Introduction

Complete Streets are policies and physical environments that promote different modes of transportation to travel by foot, bicycle, transit, wheelchairs, and automobiles. Complete Streets also refers to the goal of having infrastructure changes in city planning, design funding, and maintenance of streets. Complete streets can be realized though policy changes rising from input at all levels including but not limited to: individuals, community stakeholders, transportation agencies, and elected officials [1] Livable Streets and Shared Streets are similar to Complete Streets, but prioritize the individual's life and sharing roads, respectively.


Complete Streets

The Complete Streets concept values the importance of designing and operating streets in order to provide safe and convenient access for all users [2]. According to Burden and Littman, this shifts the priority from transportation mobility to accessibility to desired good, services, and activities [3]. Complete Streets, therefore, aims to balance land use, infrastructure, and transportation all while keeping the individual's needs in mind.

Design Manuals

The Los Angeles Department of City Planning's Complete Streets Manual has 15 sections for designing Complete Streets: 1 Street Identification This includes all types of vehicle-oriented roads and other forms including: shared streets, pedestrian walkways, stormwater greenway, alleys, public stairways. 2 Sample Cross Sections

Livable streets and Shared Streets

Transit's role in complete streets

References
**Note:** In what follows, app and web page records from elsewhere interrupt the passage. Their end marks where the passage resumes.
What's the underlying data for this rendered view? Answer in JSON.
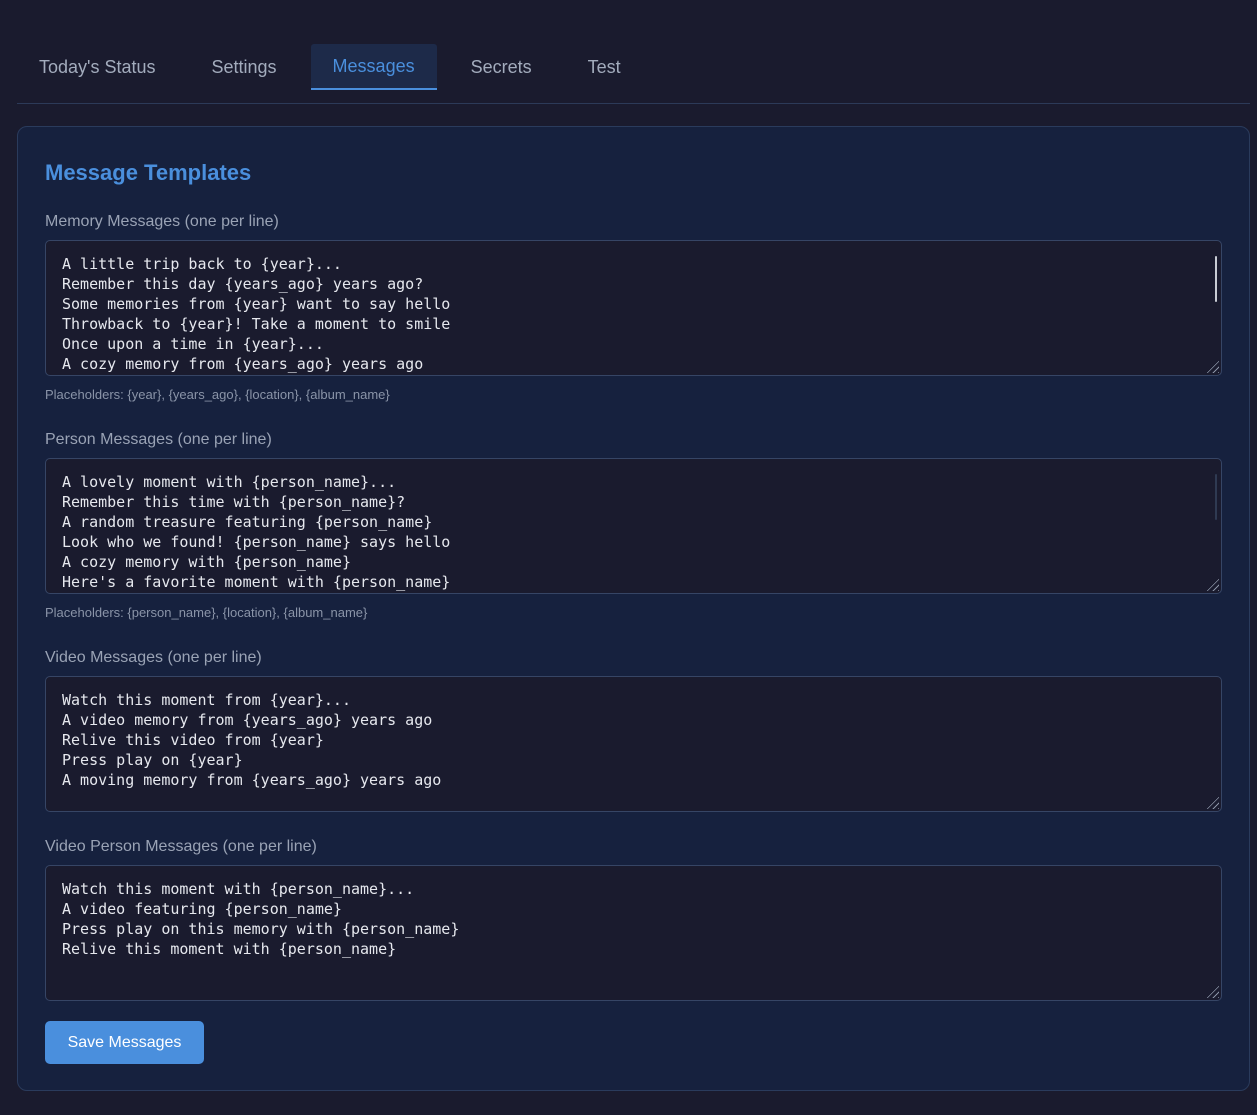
{
  "tabs": [
    {
      "label": "Today's Status",
      "active": false
    },
    {
      "label": "Settings",
      "active": false
    },
    {
      "label": "Messages",
      "active": true
    },
    {
      "label": "Secrets",
      "active": false
    },
    {
      "label": "Test",
      "active": false
    }
  ],
  "panel": {
    "title": "Message Templates",
    "save_label": "Save Messages"
  },
  "memory": {
    "label": "Memory Messages (one per line)",
    "value": "A little trip back to {year}...\nRemember this day {years_ago} years ago?\nSome memories from {year} want to say hello\nThrowback to {year}! Take a moment to smile\nOnce upon a time in {year}...\nA cozy memory from {years_ago} years ago",
    "hint": "Placeholders: {year}, {years_ago}, {location}, {album_name}"
  },
  "person": {
    "label": "Person Messages (one per line)",
    "value": "A lovely moment with {person_name}...\nRemember this time with {person_name}?\nA random treasure featuring {person_name}\nLook who we found! {person_name} says hello\nA cozy memory with {person_name}\nHere's a favorite moment with {person_name}",
    "hint": "Placeholders: {person_name}, {location}, {album_name}"
  },
  "video": {
    "label": "Video Messages (one per line)",
    "value": "Watch this moment from {year}...\nA video memory from {years_ago} years ago\nRelive this video from {year}\nPress play on {year}\nA moving memory from {years_ago} years ago"
  },
  "video_person": {
    "label": "Video Person Messages (one per line)",
    "value": "Watch this moment with {person_name}...\nA video featuring {person_name}\nPress play on this memory with {person_name}\nRelive this moment with {person_name}"
  }
}
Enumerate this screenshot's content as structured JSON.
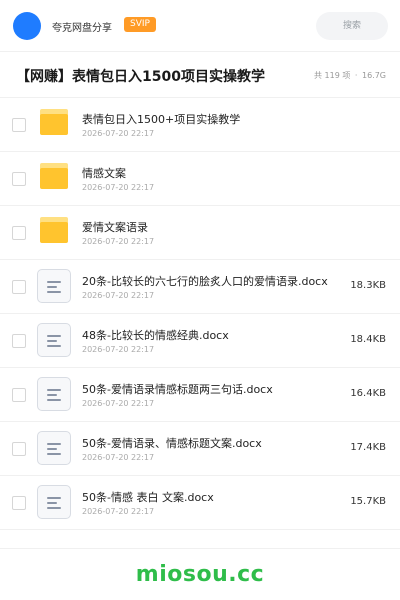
{
  "header": {
    "owner": "夸克网盘分享",
    "badge": "SVIP",
    "search_placeholder": "搜索",
    "accent_color": "#1f7cff",
    "badge_color": "#ff9b26"
  },
  "folder": {
    "title": "【网赚】表情包日入1500项目实操教学",
    "count_text": "共 119 项",
    "separator": "·",
    "total_size": "16.7G"
  },
  "items": [
    {
      "type": "folder",
      "icon": "folder-icon",
      "name": "表情包日入1500+项目实操教学",
      "date": "2026-07-20 22:17",
      "size": ""
    },
    {
      "type": "folder",
      "icon": "folder-icon",
      "name": "情感文案",
      "date": "2026-07-20 22:17",
      "size": ""
    },
    {
      "type": "folder",
      "icon": "folder-icon",
      "name": "爱情文案语录",
      "date": "2026-07-20 22:17",
      "size": ""
    },
    {
      "type": "file",
      "icon": "document-icon",
      "name": "20条-比较长的六七行的脍炙人口的爱情语录.docx",
      "date": "2026-07-20 22:17",
      "size": "18.3KB"
    },
    {
      "type": "file",
      "icon": "document-icon",
      "name": "48条-比较长的情感经典.docx",
      "date": "2026-07-20 22:17",
      "size": "18.4KB"
    },
    {
      "type": "file",
      "icon": "document-icon",
      "name": "50条-爱情语录情感标题两三句话.docx",
      "date": "2026-07-20 22:17",
      "size": "16.4KB"
    },
    {
      "type": "file",
      "icon": "document-icon",
      "name": "50条-爱情语录、情感标题文案.docx",
      "date": "2026-07-20 22:17",
      "size": "17.4KB"
    },
    {
      "type": "file",
      "icon": "document-icon",
      "name": "50条-情感 表白 文案.docx",
      "date": "2026-07-20 22:17",
      "size": "15.7KB"
    }
  ],
  "watermark": "miosou.cc"
}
  1. http://www.smartgrowthamerica.org/documents/cs-local-policy-workbook.pdf
  2. Complete Streets Manual. Publication no. CPC-2013.910.GPA.SP.CA.MSC. Los Angeles: Department of City Planning, 2014. Print.
  3. Burden, Dan, and Todd Litman. "America needs complete streets." ITE Journal 81.4 (2011): 36-43